REQUIRED ACTION: Tally the lines below that hold the string "Number", and give only the tally.

********************

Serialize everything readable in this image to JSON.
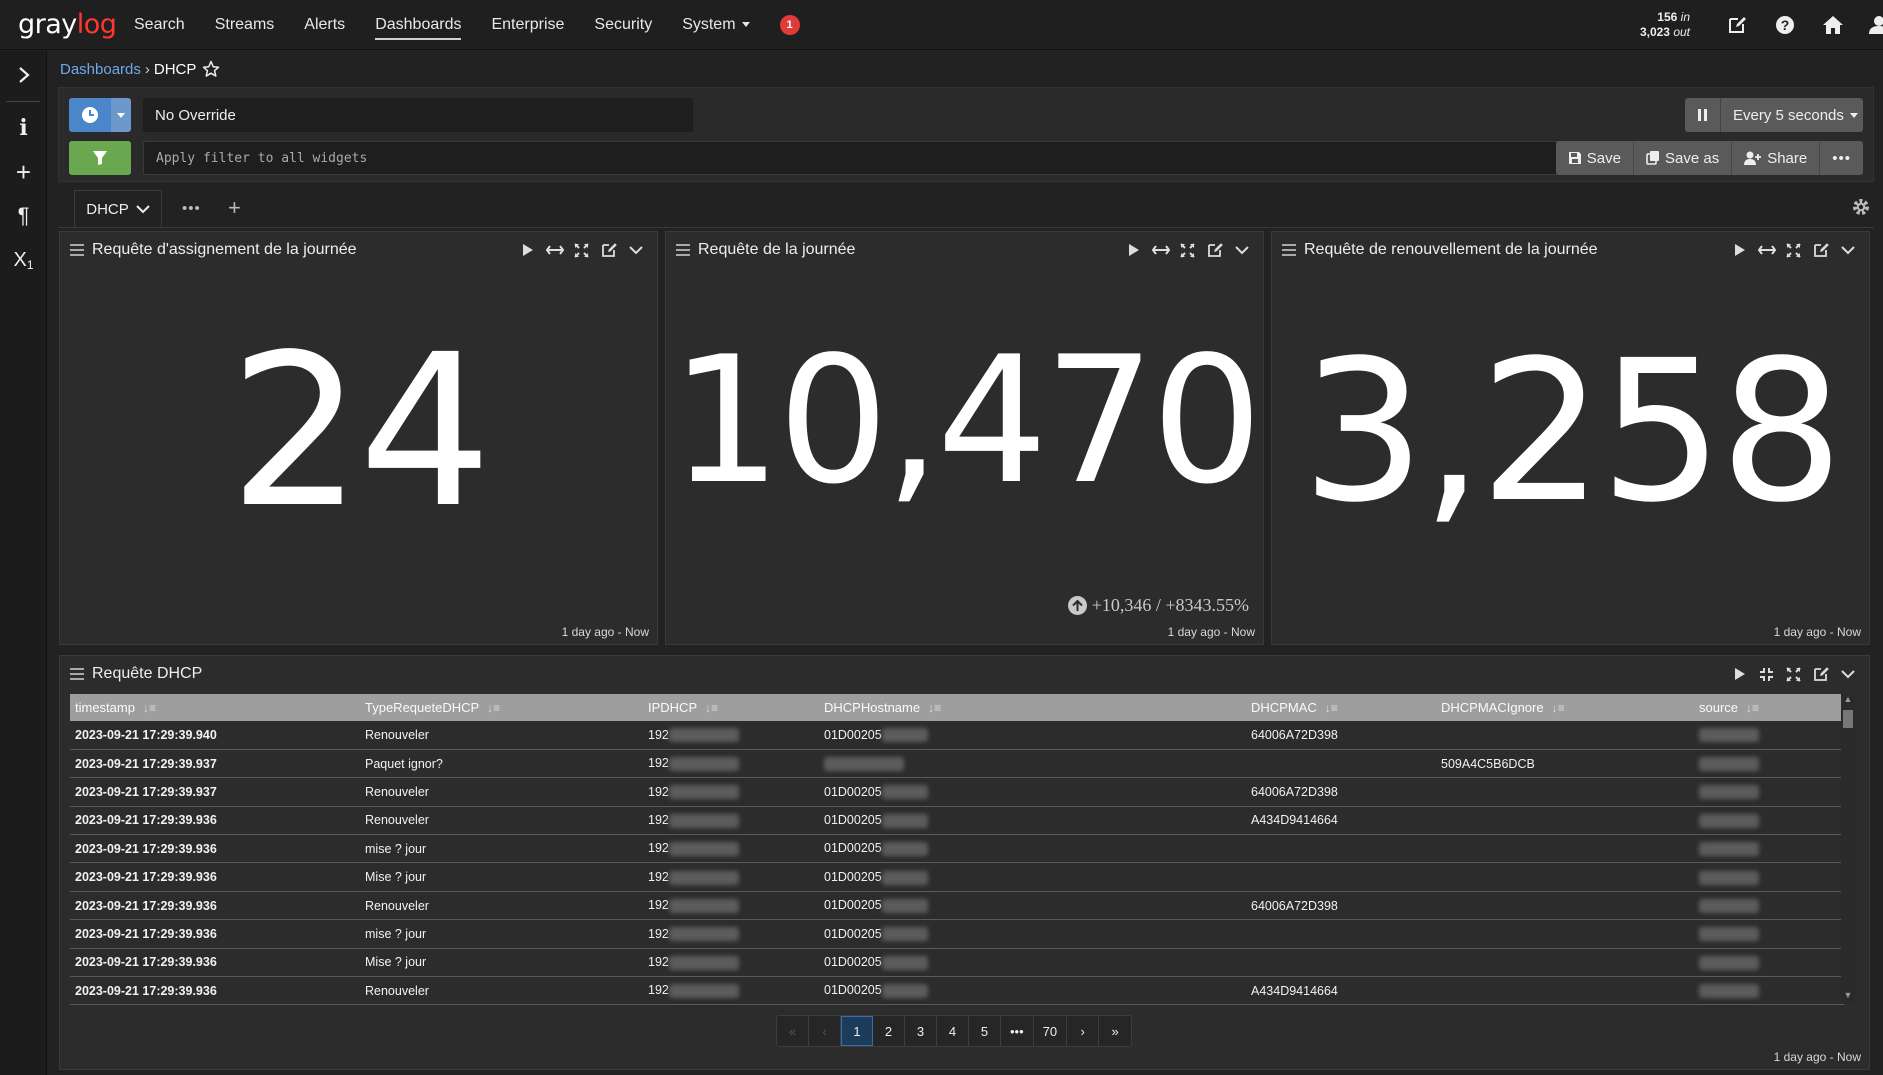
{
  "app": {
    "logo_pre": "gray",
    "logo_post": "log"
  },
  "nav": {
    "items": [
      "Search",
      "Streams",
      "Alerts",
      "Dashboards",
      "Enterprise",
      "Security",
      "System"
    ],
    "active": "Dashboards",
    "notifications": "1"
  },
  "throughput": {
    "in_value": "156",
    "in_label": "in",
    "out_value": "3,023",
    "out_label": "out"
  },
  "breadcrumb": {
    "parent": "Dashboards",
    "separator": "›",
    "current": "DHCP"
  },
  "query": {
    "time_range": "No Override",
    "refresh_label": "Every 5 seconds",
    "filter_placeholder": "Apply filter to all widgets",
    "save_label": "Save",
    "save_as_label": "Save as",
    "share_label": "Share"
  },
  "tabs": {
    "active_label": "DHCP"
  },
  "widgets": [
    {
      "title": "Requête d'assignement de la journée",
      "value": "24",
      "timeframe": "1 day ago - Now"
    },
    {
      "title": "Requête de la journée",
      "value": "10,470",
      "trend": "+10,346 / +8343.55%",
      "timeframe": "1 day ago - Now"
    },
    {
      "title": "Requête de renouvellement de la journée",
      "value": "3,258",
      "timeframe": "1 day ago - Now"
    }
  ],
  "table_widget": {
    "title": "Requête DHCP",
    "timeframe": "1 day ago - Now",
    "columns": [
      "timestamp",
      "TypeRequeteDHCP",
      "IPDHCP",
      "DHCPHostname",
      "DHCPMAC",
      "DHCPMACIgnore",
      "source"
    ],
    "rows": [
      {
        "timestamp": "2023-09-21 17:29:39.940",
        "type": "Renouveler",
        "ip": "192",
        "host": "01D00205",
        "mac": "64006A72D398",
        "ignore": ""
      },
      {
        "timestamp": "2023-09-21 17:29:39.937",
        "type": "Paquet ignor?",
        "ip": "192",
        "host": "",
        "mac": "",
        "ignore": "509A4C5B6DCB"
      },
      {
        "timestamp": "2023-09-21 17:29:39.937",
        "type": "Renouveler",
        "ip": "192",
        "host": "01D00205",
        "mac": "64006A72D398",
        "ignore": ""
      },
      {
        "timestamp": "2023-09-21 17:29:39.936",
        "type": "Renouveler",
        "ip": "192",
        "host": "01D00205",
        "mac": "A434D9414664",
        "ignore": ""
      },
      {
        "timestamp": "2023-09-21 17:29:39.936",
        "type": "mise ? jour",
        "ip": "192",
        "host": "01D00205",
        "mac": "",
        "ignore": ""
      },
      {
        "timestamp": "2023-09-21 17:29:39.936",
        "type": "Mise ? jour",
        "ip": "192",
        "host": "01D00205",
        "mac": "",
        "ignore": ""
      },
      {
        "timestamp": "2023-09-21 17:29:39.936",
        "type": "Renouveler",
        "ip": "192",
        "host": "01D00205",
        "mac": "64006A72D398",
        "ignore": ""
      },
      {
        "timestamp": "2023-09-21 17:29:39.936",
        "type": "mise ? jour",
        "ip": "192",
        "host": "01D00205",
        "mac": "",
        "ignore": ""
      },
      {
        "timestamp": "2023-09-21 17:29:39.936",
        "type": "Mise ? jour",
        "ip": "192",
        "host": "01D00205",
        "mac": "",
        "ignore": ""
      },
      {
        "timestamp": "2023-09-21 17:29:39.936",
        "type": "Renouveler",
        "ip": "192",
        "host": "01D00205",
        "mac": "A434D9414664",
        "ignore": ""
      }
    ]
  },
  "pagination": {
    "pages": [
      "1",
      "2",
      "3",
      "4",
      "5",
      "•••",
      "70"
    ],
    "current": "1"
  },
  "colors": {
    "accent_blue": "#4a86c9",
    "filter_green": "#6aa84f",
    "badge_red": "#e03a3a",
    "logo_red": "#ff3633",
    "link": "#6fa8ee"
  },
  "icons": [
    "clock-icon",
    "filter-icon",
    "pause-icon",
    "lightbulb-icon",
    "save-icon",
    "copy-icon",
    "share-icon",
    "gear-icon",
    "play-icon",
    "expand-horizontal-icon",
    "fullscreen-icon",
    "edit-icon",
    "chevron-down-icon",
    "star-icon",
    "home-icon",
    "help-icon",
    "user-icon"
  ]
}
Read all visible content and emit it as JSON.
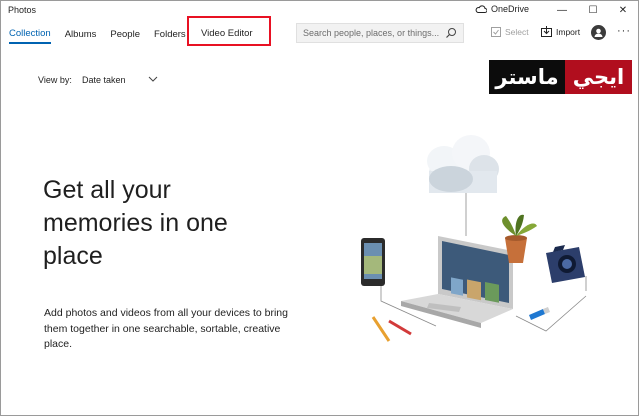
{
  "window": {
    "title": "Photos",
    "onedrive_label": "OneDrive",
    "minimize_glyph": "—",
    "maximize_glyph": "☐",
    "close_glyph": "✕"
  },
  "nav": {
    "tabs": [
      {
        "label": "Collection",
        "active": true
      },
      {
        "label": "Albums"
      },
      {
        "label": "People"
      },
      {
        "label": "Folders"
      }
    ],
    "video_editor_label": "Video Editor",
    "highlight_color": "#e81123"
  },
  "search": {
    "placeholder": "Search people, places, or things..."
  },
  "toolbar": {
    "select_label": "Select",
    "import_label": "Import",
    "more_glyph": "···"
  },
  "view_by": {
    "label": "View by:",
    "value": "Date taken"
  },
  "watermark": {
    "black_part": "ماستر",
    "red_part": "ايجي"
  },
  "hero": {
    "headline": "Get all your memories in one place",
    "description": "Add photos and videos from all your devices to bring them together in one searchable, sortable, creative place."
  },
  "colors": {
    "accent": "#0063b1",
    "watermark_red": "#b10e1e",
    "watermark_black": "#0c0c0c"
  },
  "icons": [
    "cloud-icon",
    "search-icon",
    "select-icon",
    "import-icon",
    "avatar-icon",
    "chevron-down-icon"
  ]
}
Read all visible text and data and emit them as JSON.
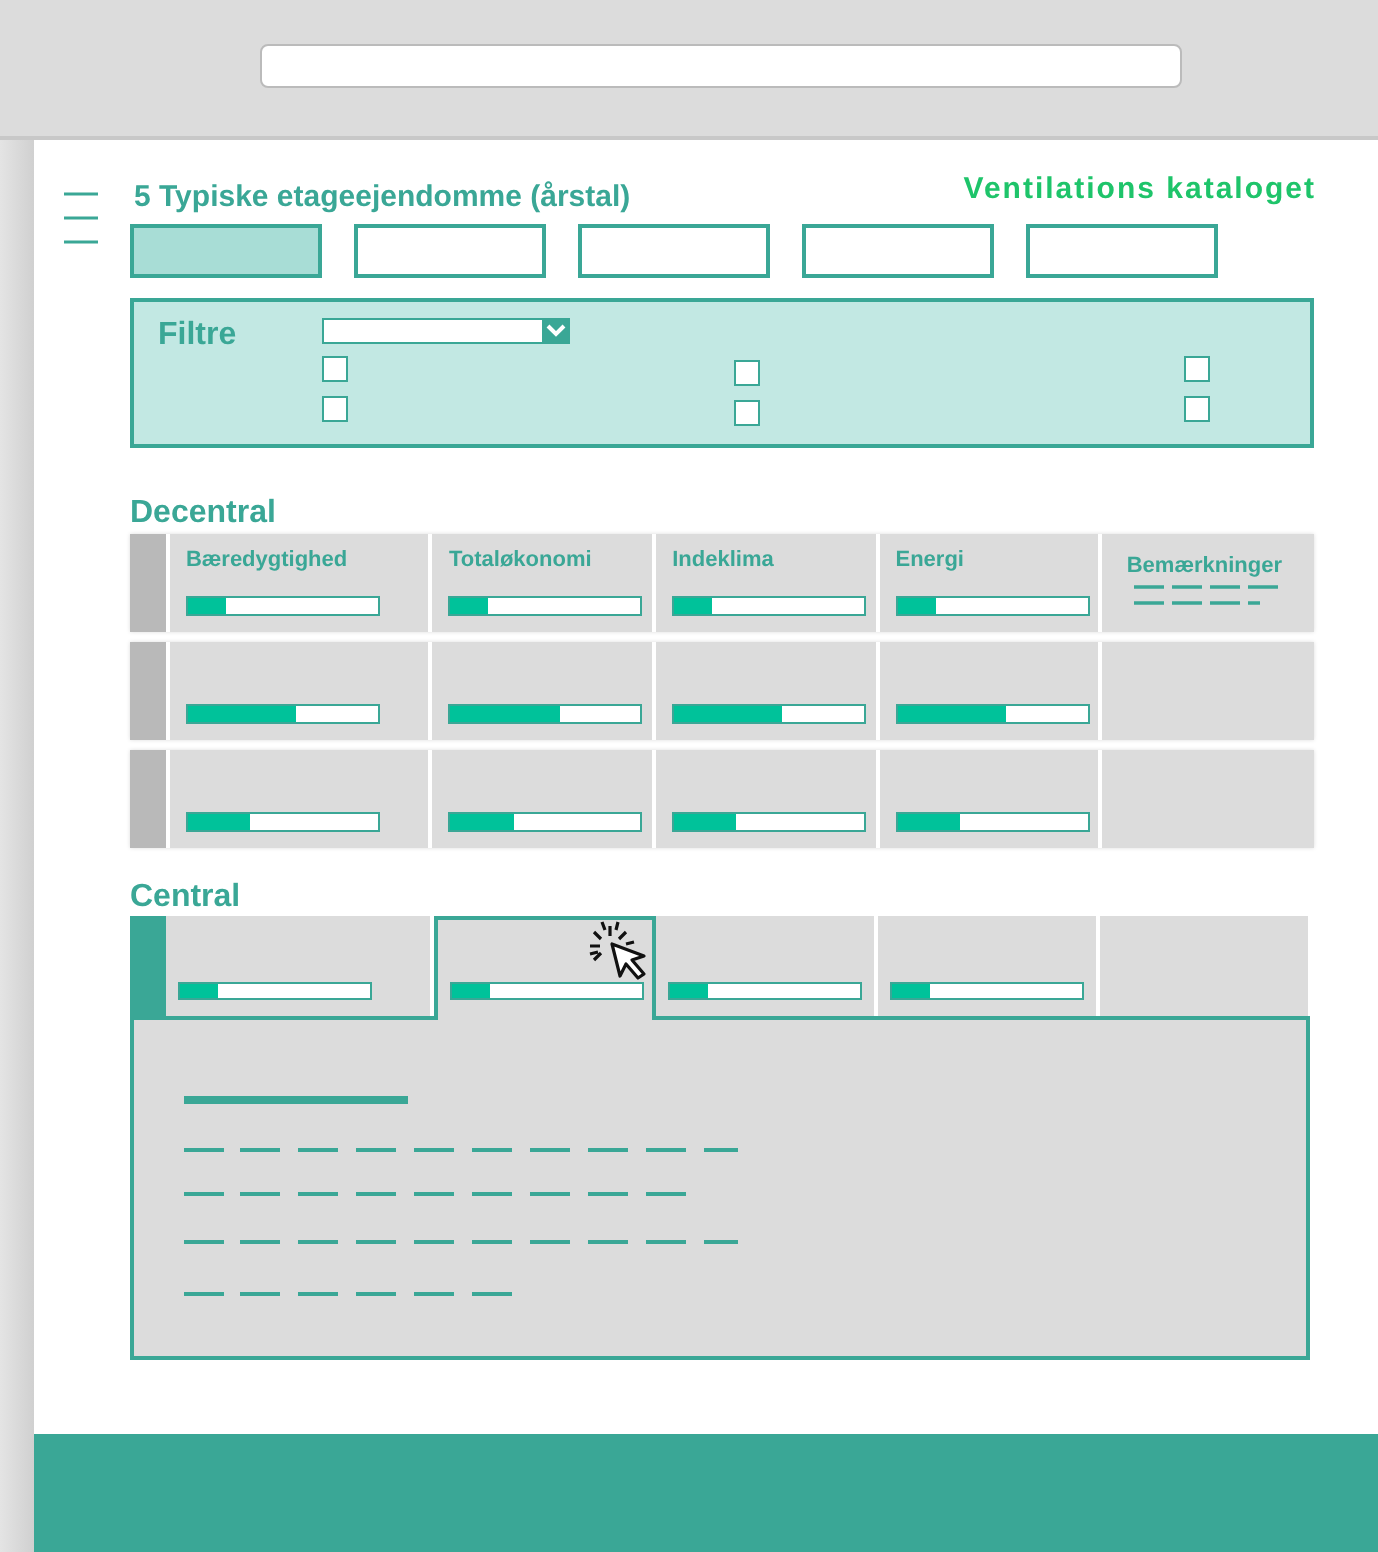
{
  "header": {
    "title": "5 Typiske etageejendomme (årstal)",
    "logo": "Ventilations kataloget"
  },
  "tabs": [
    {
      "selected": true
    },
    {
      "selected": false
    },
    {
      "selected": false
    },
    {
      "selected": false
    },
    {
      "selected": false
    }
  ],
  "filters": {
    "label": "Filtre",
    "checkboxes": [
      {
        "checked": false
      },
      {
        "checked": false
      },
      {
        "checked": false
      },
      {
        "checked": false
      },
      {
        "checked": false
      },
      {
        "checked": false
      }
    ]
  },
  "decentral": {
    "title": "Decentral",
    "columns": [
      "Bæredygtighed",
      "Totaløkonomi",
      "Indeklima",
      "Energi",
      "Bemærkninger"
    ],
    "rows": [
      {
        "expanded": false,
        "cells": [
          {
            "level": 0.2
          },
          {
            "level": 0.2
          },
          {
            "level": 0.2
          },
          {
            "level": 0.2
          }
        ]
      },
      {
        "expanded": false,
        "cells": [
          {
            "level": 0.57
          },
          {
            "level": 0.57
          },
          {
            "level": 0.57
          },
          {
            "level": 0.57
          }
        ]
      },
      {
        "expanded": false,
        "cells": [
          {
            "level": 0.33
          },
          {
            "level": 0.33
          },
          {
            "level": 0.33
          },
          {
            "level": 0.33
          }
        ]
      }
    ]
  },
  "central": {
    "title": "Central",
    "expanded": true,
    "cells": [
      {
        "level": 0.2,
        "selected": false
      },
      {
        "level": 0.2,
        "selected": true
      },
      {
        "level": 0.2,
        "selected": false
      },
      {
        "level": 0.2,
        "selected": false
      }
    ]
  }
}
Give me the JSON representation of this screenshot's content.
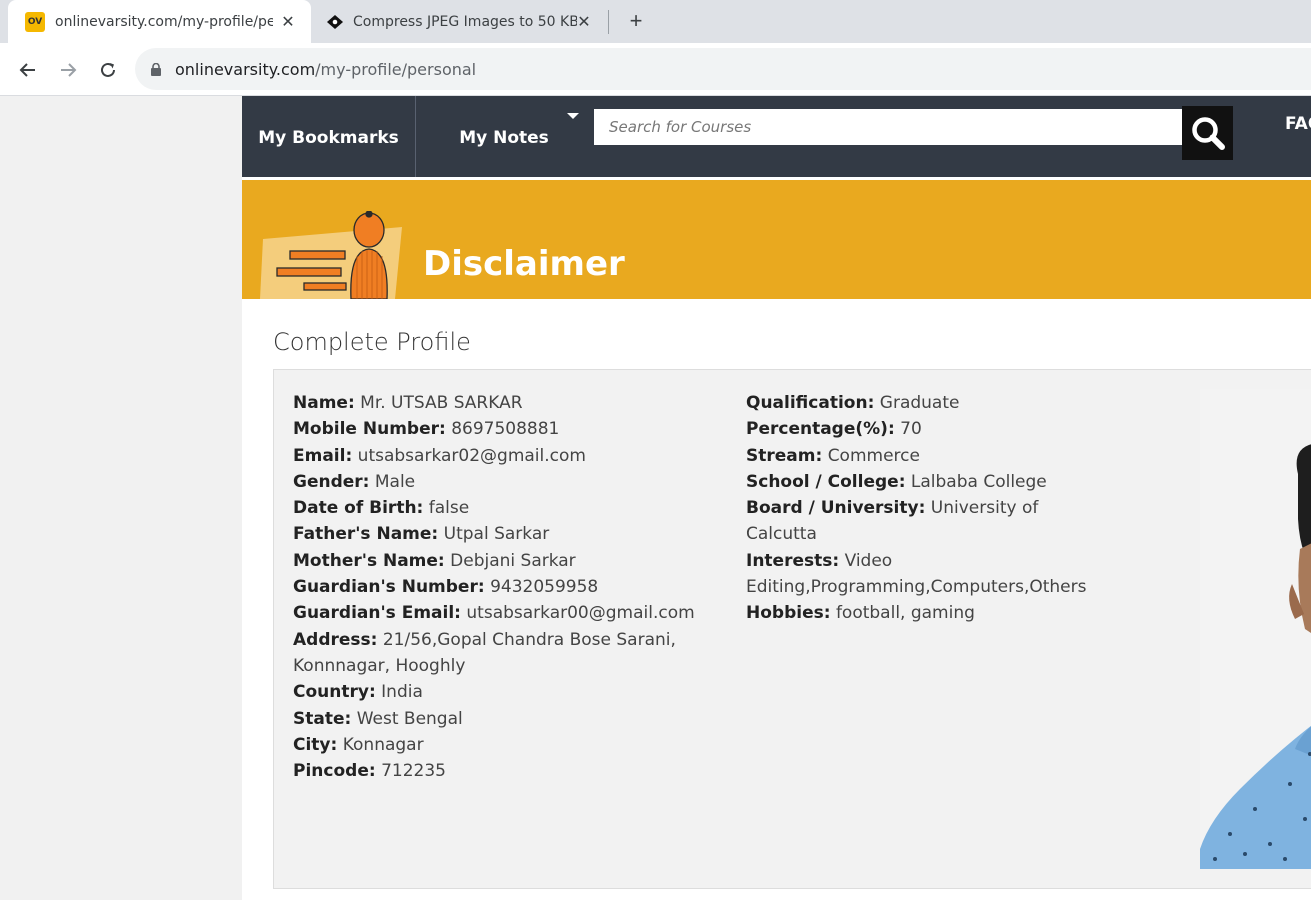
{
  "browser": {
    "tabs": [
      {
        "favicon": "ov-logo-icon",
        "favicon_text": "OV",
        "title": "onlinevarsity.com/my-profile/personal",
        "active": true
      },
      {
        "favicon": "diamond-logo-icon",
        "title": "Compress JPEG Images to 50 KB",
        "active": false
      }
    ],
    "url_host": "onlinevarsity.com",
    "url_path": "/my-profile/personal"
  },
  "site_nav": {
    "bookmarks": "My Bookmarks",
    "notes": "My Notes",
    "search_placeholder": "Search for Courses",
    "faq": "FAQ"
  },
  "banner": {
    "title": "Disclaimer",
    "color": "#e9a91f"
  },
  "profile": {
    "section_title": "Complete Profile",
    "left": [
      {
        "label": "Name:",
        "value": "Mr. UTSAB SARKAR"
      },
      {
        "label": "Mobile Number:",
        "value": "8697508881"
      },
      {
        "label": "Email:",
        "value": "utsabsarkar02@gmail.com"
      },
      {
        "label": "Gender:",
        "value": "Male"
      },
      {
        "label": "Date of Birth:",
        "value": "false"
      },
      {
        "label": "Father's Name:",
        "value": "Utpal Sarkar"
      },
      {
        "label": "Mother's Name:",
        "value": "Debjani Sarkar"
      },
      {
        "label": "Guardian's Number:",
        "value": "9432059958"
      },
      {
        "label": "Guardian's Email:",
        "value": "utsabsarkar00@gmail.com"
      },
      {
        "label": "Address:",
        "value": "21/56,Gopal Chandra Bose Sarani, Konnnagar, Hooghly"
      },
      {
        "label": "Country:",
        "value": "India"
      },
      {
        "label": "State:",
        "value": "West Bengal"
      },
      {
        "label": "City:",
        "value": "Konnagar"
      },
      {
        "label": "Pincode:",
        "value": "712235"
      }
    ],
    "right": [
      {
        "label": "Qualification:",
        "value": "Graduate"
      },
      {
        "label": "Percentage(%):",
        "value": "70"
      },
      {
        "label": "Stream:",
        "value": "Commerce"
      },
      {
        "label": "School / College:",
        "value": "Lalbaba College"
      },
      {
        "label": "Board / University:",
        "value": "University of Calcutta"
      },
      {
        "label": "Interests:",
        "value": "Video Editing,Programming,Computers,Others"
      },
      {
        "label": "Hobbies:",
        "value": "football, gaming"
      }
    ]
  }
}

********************

ANSWER BELOW: 2